Task brief ▸ Your task is to copy every line of the entries that holds the word "name".

Interface dataset entries:
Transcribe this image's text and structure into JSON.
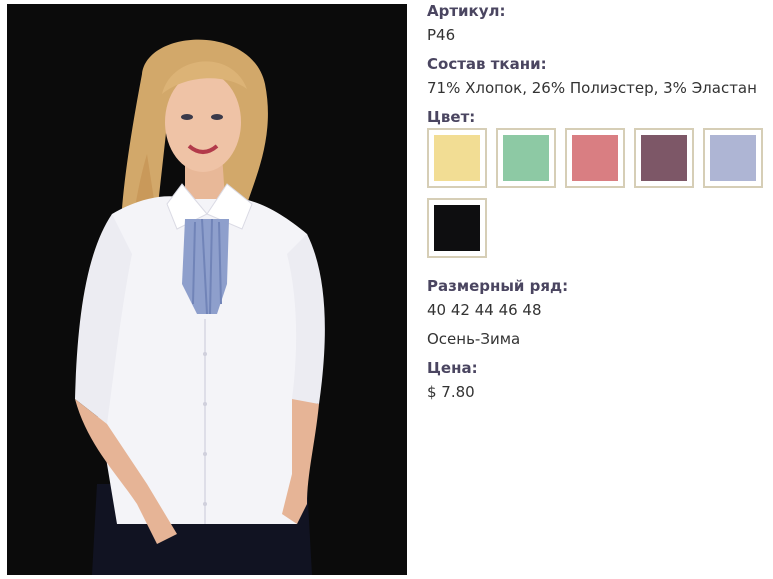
{
  "product": {
    "article_label": "Артикул:",
    "article_value": "P46",
    "fabric_label": "Состав ткани:",
    "fabric_value": "71% Хлопок, 26% Полиэстер, 3% Эластан",
    "color_label": "Цвет:",
    "colors": [
      {
        "name": "yellow",
        "hex": "#f2dd94"
      },
      {
        "name": "green",
        "hex": "#8dc9a4"
      },
      {
        "name": "pink",
        "hex": "#d97e82"
      },
      {
        "name": "plum",
        "hex": "#7d5767"
      },
      {
        "name": "light-blue",
        "hex": "#aeb5d4"
      },
      {
        "name": "black",
        "hex": "#0e0e10"
      }
    ],
    "sizes_label": "Размерный ряд:",
    "sizes_value": "40 42 44 46 48",
    "season_value": "Осень-Зима",
    "price_label": "Цена:",
    "price_value": "$ 7.80"
  },
  "photo": {
    "subject": "model-in-white-blouse-with-blue-tie",
    "background_color": "#0b0b0b"
  },
  "theme": {
    "label_color": "#4a4560",
    "swatch_border": "#d6ceb6"
  }
}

Solution to the exercise ▸
        "name": "yellow",
        "name": "green",
        "name": "pink",
        "name": "plum",
        "name": "light-blue",
        "name": "black",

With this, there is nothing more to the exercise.